### EXERCISE DESCRIPTION:
Each entry that follows should be set down precisely, with its pictures removed.
============================================================
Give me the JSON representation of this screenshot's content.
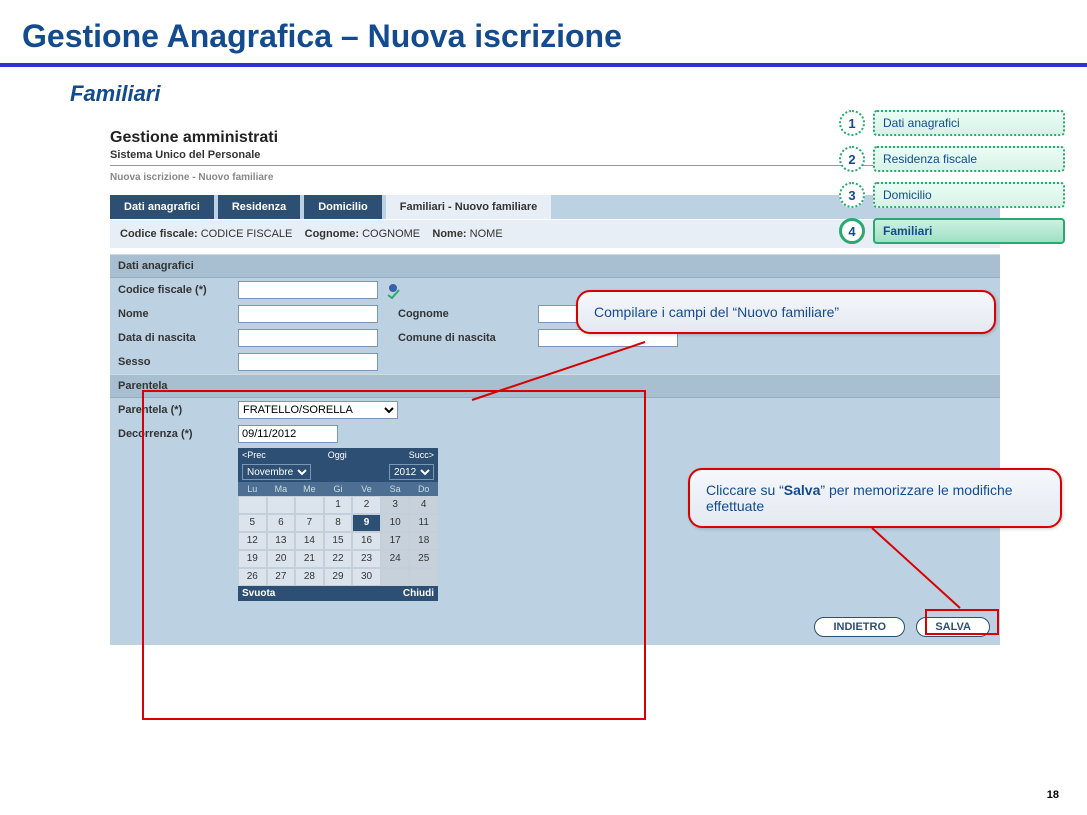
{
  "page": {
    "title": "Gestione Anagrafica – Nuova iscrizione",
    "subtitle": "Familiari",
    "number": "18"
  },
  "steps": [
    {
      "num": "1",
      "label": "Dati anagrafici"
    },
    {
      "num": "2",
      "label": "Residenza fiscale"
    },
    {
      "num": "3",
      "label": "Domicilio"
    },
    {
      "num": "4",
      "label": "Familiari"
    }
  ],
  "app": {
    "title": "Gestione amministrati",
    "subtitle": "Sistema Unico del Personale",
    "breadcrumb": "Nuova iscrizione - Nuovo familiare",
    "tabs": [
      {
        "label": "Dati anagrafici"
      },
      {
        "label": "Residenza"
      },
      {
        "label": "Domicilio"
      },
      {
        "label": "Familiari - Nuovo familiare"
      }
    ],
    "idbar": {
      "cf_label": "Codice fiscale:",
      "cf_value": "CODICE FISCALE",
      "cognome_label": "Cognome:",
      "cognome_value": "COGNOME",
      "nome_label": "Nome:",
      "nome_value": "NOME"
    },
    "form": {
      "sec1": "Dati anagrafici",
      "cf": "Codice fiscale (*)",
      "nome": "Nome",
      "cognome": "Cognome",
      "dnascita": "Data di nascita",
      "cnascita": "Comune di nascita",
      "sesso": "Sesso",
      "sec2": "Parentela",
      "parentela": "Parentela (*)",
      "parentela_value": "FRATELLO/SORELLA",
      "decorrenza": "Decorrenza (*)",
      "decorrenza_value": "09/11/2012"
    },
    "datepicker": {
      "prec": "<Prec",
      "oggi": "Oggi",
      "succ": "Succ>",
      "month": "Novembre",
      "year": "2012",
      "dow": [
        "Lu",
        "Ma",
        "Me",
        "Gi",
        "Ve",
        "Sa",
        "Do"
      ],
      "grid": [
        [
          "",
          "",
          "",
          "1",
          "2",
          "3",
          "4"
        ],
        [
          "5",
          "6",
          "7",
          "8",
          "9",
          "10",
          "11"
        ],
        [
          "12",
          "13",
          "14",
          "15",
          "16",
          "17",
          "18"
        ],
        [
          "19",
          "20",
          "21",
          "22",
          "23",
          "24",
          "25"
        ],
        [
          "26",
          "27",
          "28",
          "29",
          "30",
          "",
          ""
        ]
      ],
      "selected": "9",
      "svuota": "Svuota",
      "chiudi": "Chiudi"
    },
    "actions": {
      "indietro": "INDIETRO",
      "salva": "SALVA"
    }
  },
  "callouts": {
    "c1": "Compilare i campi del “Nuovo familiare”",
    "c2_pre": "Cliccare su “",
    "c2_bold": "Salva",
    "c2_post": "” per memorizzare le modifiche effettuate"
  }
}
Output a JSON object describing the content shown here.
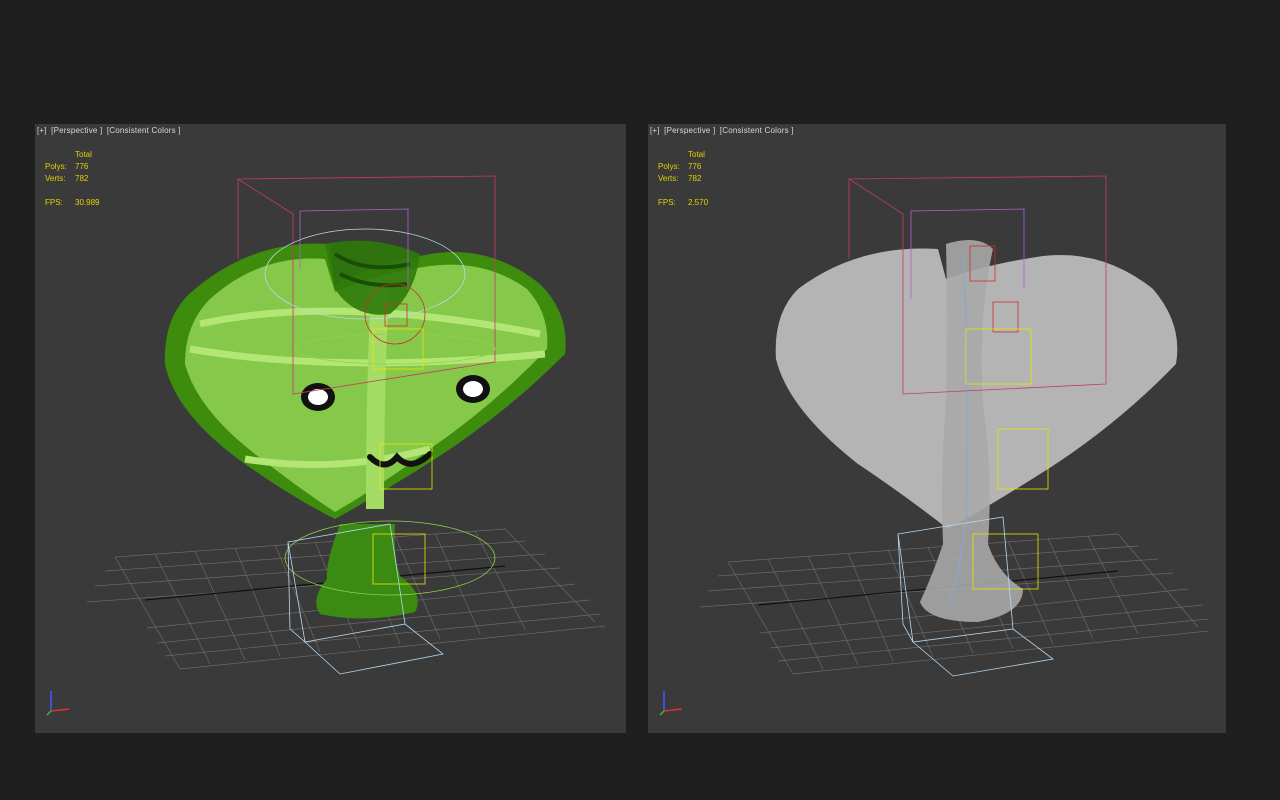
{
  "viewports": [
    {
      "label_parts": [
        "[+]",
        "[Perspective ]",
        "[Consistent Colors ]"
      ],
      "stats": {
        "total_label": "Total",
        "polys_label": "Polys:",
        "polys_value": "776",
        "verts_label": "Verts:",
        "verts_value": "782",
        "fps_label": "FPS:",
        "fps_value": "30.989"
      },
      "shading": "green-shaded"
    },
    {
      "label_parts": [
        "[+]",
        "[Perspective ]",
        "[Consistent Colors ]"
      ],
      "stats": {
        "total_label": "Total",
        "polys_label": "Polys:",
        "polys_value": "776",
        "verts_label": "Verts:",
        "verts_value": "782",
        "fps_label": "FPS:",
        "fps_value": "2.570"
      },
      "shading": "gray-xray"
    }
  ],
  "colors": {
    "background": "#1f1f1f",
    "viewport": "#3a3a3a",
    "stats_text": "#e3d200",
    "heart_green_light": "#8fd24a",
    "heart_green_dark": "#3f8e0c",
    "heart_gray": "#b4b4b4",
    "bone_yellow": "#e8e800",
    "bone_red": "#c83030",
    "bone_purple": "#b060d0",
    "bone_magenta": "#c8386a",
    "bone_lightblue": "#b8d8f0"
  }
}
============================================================
### WRITTEN RESPONSE:
Give me the JSON representation of this screenshot's content.
{
  "page": {
    "title": "Gestione Anagrafica – Nuova iscrizione",
    "subtitle": "Familiari",
    "number": "18"
  },
  "steps": [
    {
      "num": "1",
      "label": "Dati anagrafici"
    },
    {
      "num": "2",
      "label": "Residenza fiscale"
    },
    {
      "num": "3",
      "label": "Domicilio"
    },
    {
      "num": "4",
      "label": "Familiari"
    }
  ],
  "app": {
    "title": "Gestione amministrati",
    "subtitle": "Sistema Unico del Personale",
    "breadcrumb": "Nuova iscrizione - Nuovo familiare",
    "tabs": [
      {
        "label": "Dati anagrafici"
      },
      {
        "label": "Residenza"
      },
      {
        "label": "Domicilio"
      },
      {
        "label": "Familiari - Nuovo familiare"
      }
    ],
    "idbar": {
      "cf_label": "Codice fiscale:",
      "cf_value": "CODICE FISCALE",
      "cognome_label": "Cognome:",
      "cognome_value": "COGNOME",
      "nome_label": "Nome:",
      "nome_value": "NOME"
    },
    "form": {
      "sec1": "Dati anagrafici",
      "cf": "Codice fiscale (*)",
      "nome": "Nome",
      "cognome": "Cognome",
      "dnascita": "Data di nascita",
      "cnascita": "Comune di nascita",
      "sesso": "Sesso",
      "sec2": "Parentela",
      "parentela": "Parentela (*)",
      "parentela_value": "FRATELLO/SORELLA",
      "decorrenza": "Decorrenza (*)",
      "decorrenza_value": "09/11/2012"
    },
    "datepicker": {
      "prec": "<Prec",
      "oggi": "Oggi",
      "succ": "Succ>",
      "month": "Novembre",
      "year": "2012",
      "dow": [
        "Lu",
        "Ma",
        "Me",
        "Gi",
        "Ve",
        "Sa",
        "Do"
      ],
      "grid": [
        [
          "",
          "",
          "",
          "1",
          "2",
          "3",
          "4"
        ],
        [
          "5",
          "6",
          "7",
          "8",
          "9",
          "10",
          "11"
        ],
        [
          "12",
          "13",
          "14",
          "15",
          "16",
          "17",
          "18"
        ],
        [
          "19",
          "20",
          "21",
          "22",
          "23",
          "24",
          "25"
        ],
        [
          "26",
          "27",
          "28",
          "29",
          "30",
          "",
          ""
        ]
      ],
      "selected": "9",
      "svuota": "Svuota",
      "chiudi": "Chiudi"
    },
    "actions": {
      "indietro": "INDIETRO",
      "salva": "SALVA"
    }
  },
  "callouts": {
    "c1": "Compilare i campi del “Nuovo familiare”",
    "c2_pre": "Cliccare su “",
    "c2_bold": "Salva",
    "c2_post": "” per memorizzare le modifiche effettuate"
  }
}
Output a JSON object describing the content shown here.
{
  "viewports": [
    {
      "label_parts": [
        "[+]",
        "[Perspective ]",
        "[Consistent Colors ]"
      ],
      "stats": {
        "total_label": "Total",
        "polys_label": "Polys:",
        "polys_value": "776",
        "verts_label": "Verts:",
        "verts_value": "782",
        "fps_label": "FPS:",
        "fps_value": "30.989"
      },
      "shading": "green-shaded"
    },
    {
      "label_parts": [
        "[+]",
        "[Perspective ]",
        "[Consistent Colors ]"
      ],
      "stats": {
        "total_label": "Total",
        "polys_label": "Polys:",
        "polys_value": "776",
        "verts_label": "Verts:",
        "verts_value": "782",
        "fps_label": "FPS:",
        "fps_value": "2.570"
      },
      "shading": "gray-xray"
    }
  ],
  "colors": {
    "background": "#1f1f1f",
    "viewport": "#3a3a3a",
    "stats_text": "#e3d200",
    "heart_green_light": "#8fd24a",
    "heart_green_dark": "#3f8e0c",
    "heart_gray": "#b4b4b4",
    "bone_yellow": "#e8e800",
    "bone_red": "#c83030",
    "bone_purple": "#b060d0",
    "bone_magenta": "#c8386a",
    "bone_lightblue": "#b8d8f0"
  }
}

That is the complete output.